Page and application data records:
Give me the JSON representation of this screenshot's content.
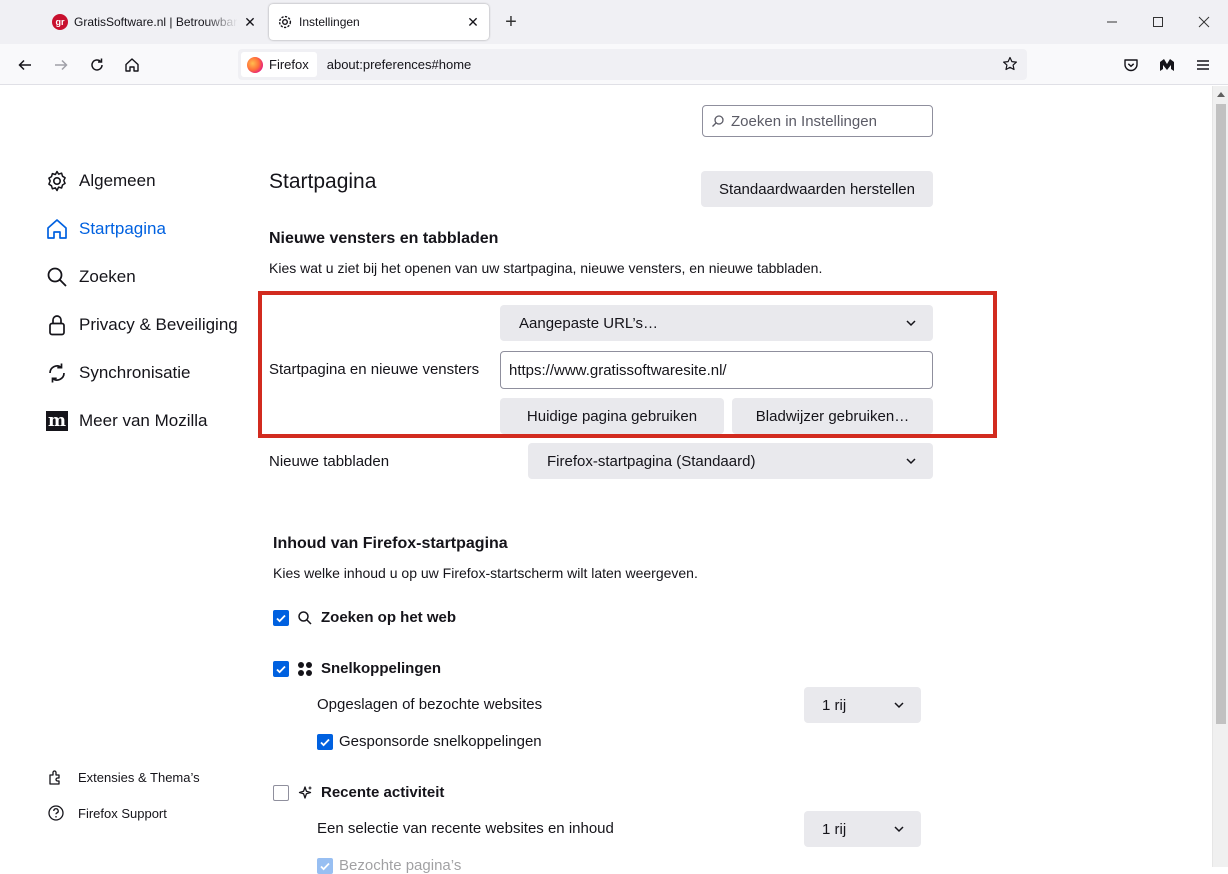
{
  "tabs": [
    {
      "title": "GratisSoftware.nl | Betrouwbare",
      "favicon": "gr"
    },
    {
      "title": "Instellingen"
    }
  ],
  "urlbar": {
    "identity": "Firefox",
    "url": "about:preferences#home"
  },
  "search": {
    "placeholder": "Zoeken in Instellingen"
  },
  "sidebar": {
    "items": [
      {
        "label": "Algemeen",
        "icon": "gear-icon"
      },
      {
        "label": "Startpagina",
        "icon": "home-icon"
      },
      {
        "label": "Zoeken",
        "icon": "search-icon"
      },
      {
        "label": "Privacy & Beveiliging",
        "icon": "lock-icon"
      },
      {
        "label": "Synchronisatie",
        "icon": "sync-icon"
      },
      {
        "label": "Meer van Mozilla",
        "icon": "mozilla-icon"
      }
    ],
    "footer": [
      {
        "label": "Extensies & Thema’s",
        "icon": "extension-icon"
      },
      {
        "label": "Firefox Support",
        "icon": "help-icon"
      }
    ]
  },
  "main": {
    "title": "Startpagina",
    "restore_label": "Standaardwaarden herstellen",
    "section1": {
      "heading": "Nieuwe vensters en tabbladen",
      "description": "Kies wat u ziet bij het openen van uw startpagina, nieuwe vensters, en nieuwe tabbladen.",
      "homepage_label": "Startpagina en nieuwe vensters",
      "homepage_select": "Aangepaste URL’s…",
      "homepage_url": "https://www.gratissoftwaresite.nl/",
      "use_current": "Huidige pagina gebruiken",
      "use_bookmark": "Bladwijzer gebruiken…",
      "newtab_label": "Nieuwe tabbladen",
      "newtab_select": "Firefox-startpagina (Standaard)"
    },
    "section2": {
      "heading": "Inhoud van Firefox-startpagina",
      "description": "Kies welke inhoud u op uw Firefox-startscherm wilt laten weergeven.",
      "web_search": {
        "label": "Zoeken op het web",
        "checked": true
      },
      "shortcuts": {
        "label": "Snelkoppelingen",
        "checked": true
      },
      "shortcuts_sub": "Opgeslagen of bezochte websites",
      "shortcuts_rows": "1 rij",
      "sponsored": {
        "label": "Gesponsorde snelkoppelingen",
        "checked": true
      },
      "recent": {
        "label": "Recente activiteit",
        "checked": false
      },
      "recent_sub": "Een selectie van recente websites en inhoud",
      "recent_rows": "1 rij",
      "visited": {
        "label": "Bezochte pagina’s",
        "checked": true
      }
    }
  },
  "colors": {
    "accent": "#0061e0",
    "highlight": "#d22b1f"
  }
}
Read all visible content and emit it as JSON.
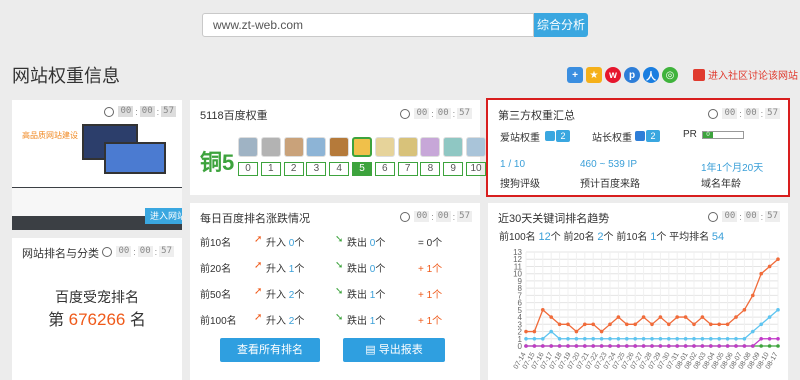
{
  "search": {
    "value": "www.zt-web.com",
    "button": "综合分析"
  },
  "page_title": "网站权重信息",
  "social": {
    "icons": [
      "add-icon",
      "star-icon",
      "weibo-icon",
      "baidu-icon",
      "renren-icon",
      "wechat-icon"
    ],
    "community_link": "进入社区讨论该网站"
  },
  "timer": {
    "d1": "00",
    "d2": "00",
    "d3": "57"
  },
  "screenshot": {
    "enter_label": "进入网站",
    "caption": "高品质网站建设"
  },
  "baidu_weight": {
    "title": "5118百度权重",
    "level_label": "铜5",
    "scale": [
      "0",
      "1",
      "2",
      "3",
      "4",
      "5",
      "6",
      "7",
      "8",
      "9",
      "10"
    ],
    "active_index": 5
  },
  "third_party": {
    "title": "第三方权重汇总",
    "aizhan_label": "爱站权重",
    "aizhan_value": "2",
    "zhanzhang_label": "站长权重",
    "zhanzhang_value": "2",
    "pr_label": "PR",
    "pr_value": "0",
    "sogou_value": "1 / 10",
    "sogou_label": "搜狗评级",
    "traffic_value": "460 ~ 539 IP",
    "traffic_label": "预计百度来路",
    "age_value": "1年1个月20天",
    "age_label": "域名年龄"
  },
  "site_rank": {
    "title": "网站排名与分类",
    "heading": "百度受宠排名",
    "prefix": "第",
    "value": "676266",
    "suffix": "名"
  },
  "daily": {
    "title": "每日百度排名涨跌情况",
    "rows": [
      {
        "label": "前10名",
        "up": "升入",
        "up_n": "0",
        "down": "跌出",
        "down_n": "0",
        "eq": "=",
        "eq_n": "0",
        "unit": "个"
      },
      {
        "label": "前20名",
        "up": "升入",
        "up_n": "1",
        "down": "跌出",
        "down_n": "0",
        "eq": "+",
        "eq_n": "1",
        "unit": "个"
      },
      {
        "label": "前50名",
        "up": "升入",
        "up_n": "2",
        "down": "跌出",
        "down_n": "1",
        "eq": "+",
        "eq_n": "1",
        "unit": "个"
      },
      {
        "label": "前100名",
        "up": "升入",
        "up_n": "2",
        "down": "跌出",
        "down_n": "1",
        "eq": "+",
        "eq_n": "1",
        "unit": "个"
      }
    ],
    "btn_all": "查看所有排名",
    "btn_export": "导出报表"
  },
  "trend": {
    "title": "近30天关键词排名趋势",
    "top100_label": "前100名",
    "top100": "12",
    "top20_label": "前20名",
    "top20": "2",
    "top10_label": "前10名",
    "top10": "1",
    "avg_label": "平均排名",
    "avg": "54",
    "unit": "个"
  },
  "chart_data": {
    "type": "line",
    "x": [
      "07-14",
      "07-15",
      "07-16",
      "07-17",
      "07-18",
      "07-19",
      "07-20",
      "07-21",
      "07-22",
      "07-23",
      "07-24",
      "07-25",
      "07-26",
      "07-27",
      "07-28",
      "07-29",
      "07-30",
      "07-31",
      "08-01",
      "08-02",
      "08-03",
      "08-04",
      "08-05",
      "08-06",
      "08-07",
      "08-08",
      "08-09",
      "08-10",
      "08-11",
      "08-12",
      "08-17"
    ],
    "xlabels": [
      "07-14",
      "07-15",
      "07-16",
      "07-17",
      "07-18",
      "07-19",
      "07-20",
      "07-21",
      "07-22",
      "07-23",
      "07-24",
      "07-25",
      "07-26",
      "07-27",
      "07-28",
      "07-29",
      "07-30",
      "07-31",
      "08-01",
      "08-02",
      "08-03",
      "08-04",
      "08-05",
      "08-06",
      "08-07",
      "08-08",
      "08-09",
      "08-10",
      "08-17"
    ],
    "yticks": [
      "0",
      "1",
      "2",
      "3",
      "4",
      "5",
      "6",
      "7",
      "8",
      "9",
      "10",
      "11",
      "12",
      "13"
    ],
    "ylim": [
      0,
      13
    ],
    "series": [
      {
        "color": "#f06b3a",
        "values": [
          2,
          2,
          5,
          4,
          3,
          3,
          2,
          3,
          3,
          2,
          3,
          4,
          3,
          3,
          4,
          3,
          4,
          3,
          4,
          4,
          3,
          4,
          3,
          3,
          3,
          4,
          5,
          7,
          10,
          11,
          12
        ]
      },
      {
        "color": "#5ec4f0",
        "values": [
          1,
          1,
          1,
          2,
          1,
          1,
          1,
          1,
          1,
          1,
          1,
          1,
          1,
          1,
          1,
          1,
          1,
          1,
          1,
          1,
          1,
          1,
          1,
          1,
          1,
          1,
          1,
          2,
          3,
          4,
          5
        ]
      },
      {
        "color": "#c23ac9",
        "values": [
          0,
          0,
          0,
          0,
          0,
          0,
          0,
          0,
          0,
          0,
          0,
          0,
          0,
          0,
          0,
          0,
          0,
          0,
          0,
          0,
          0,
          0,
          0,
          0,
          0,
          0,
          0,
          0,
          1,
          1,
          1
        ]
      },
      {
        "color": "#3da33d",
        "values": [
          0,
          0,
          0,
          0,
          0,
          0,
          0,
          0,
          0,
          0,
          0,
          0,
          0,
          0,
          0,
          0,
          0,
          0,
          0,
          0,
          0,
          0,
          0,
          0,
          0,
          0,
          0,
          0,
          0,
          0,
          0
        ]
      }
    ],
    "grid": true
  }
}
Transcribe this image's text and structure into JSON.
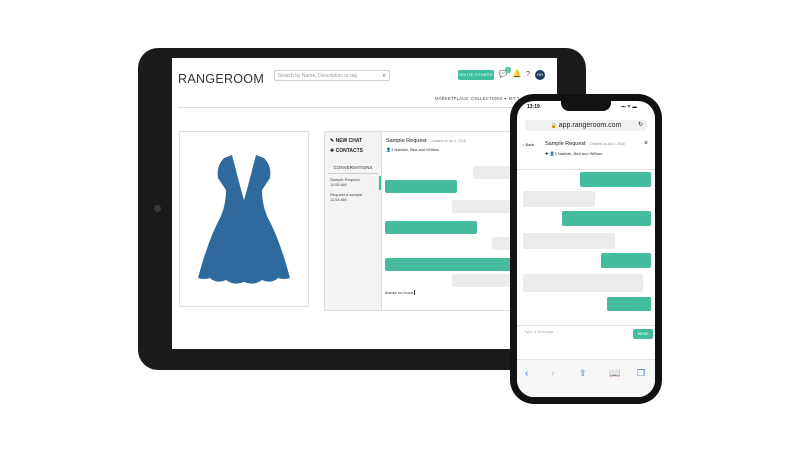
{
  "tablet": {
    "logo": "RANGEROOM",
    "search_placeholder": "Search by Name, Description or tag",
    "invite_label": "INVITE OTHERS",
    "notif_count": "1",
    "avatar_initials": "RR",
    "nav": [
      "MARKETPLACE",
      "COLLECTIONS ▾",
      "MY T"
    ],
    "sidebar": {
      "new_chat": "NEW CHAT",
      "contacts": "CONTACTS",
      "conversations_label": "CONVERSATIONS",
      "conversations": [
        {
          "title": "Sample Request",
          "time": "11:55 AM"
        },
        {
          "title": "Request a sample",
          "time": "11:54 AM"
        }
      ]
    },
    "chat": {
      "title": "Sample Request",
      "date": "· Created on Jul 2, 2018",
      "people_count": "3",
      "people": "Nabilah, Bea and William",
      "typed_text": "thanks so much"
    }
  },
  "phone": {
    "time": "13:19",
    "status": "▪▪▪ ᯤ ▬",
    "url": "app.rangeroom.com",
    "back_label": "Back",
    "title": "Sample Request",
    "date": "· Created on Jul 2, 2018",
    "people_count": "3",
    "people": "Nabilah, Bea and William",
    "input_placeholder": "Type a Message",
    "send_label": "SEND"
  },
  "colors": {
    "accent": "#46bc9e",
    "dress": "#2f6a9e",
    "device": "#1b1b1b"
  },
  "icons": [
    "search-icon",
    "chat-icon",
    "bell-icon",
    "help-icon",
    "edit-icon",
    "plus-icon",
    "person-icon",
    "lock-icon",
    "reload-icon",
    "close-icon",
    "share-icon",
    "book-icon",
    "tabs-icon"
  ]
}
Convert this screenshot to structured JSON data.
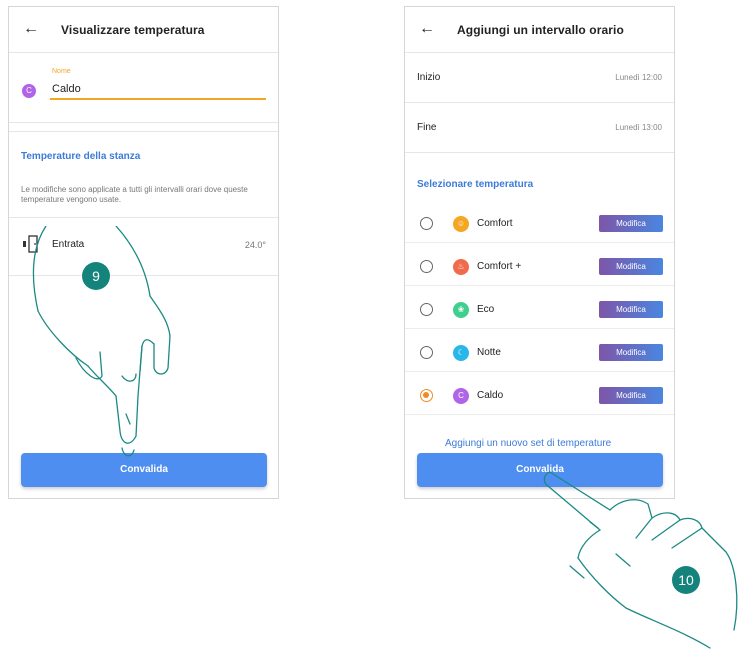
{
  "left_screen": {
    "title": "Visualizzare temperatura",
    "name_label": "Nome",
    "avatar_letter": "C",
    "name_value": "Caldo",
    "section_title": "Temperature della stanza",
    "note": "Le modifiche sono applicate a tutti gli intervalli orari dove queste temperature vengono usate.",
    "room": {
      "name": "Entrata",
      "temp": "24.0°"
    },
    "confirm_label": "Convalida"
  },
  "right_screen": {
    "title": "Aggiungi un intervallo orario",
    "start": {
      "label": "Inizio",
      "value": "Lunedì 12:00"
    },
    "end": {
      "label": "Fine",
      "value": "Lunedì 13:00"
    },
    "section_title": "Selezionare temperatura",
    "temperatures": [
      {
        "name": "Comfort",
        "color": "#f5a623",
        "checked": false,
        "edit": "Modifica"
      },
      {
        "name": "Comfort +",
        "color": "#f06a4c",
        "checked": false,
        "edit": "Modifica"
      },
      {
        "name": "Eco",
        "color": "#3fcf8e",
        "checked": false,
        "edit": "Modifica"
      },
      {
        "name": "Notte",
        "color": "#29b6e8",
        "checked": false,
        "edit": "Modifica"
      },
      {
        "name": "Caldo",
        "color": "#b065e8",
        "checked": true,
        "edit": "Modifica"
      }
    ],
    "add_link": "Aggiungi un nuovo set di temperature",
    "confirm_label": "Convalida"
  },
  "steps": {
    "left": "9",
    "right": "10"
  },
  "colors": {
    "primary": "#4d8ef0",
    "accent": "#f5a623",
    "badge": "#13837c"
  }
}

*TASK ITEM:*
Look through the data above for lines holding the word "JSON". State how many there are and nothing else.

*RESPONSE BELOW:*
4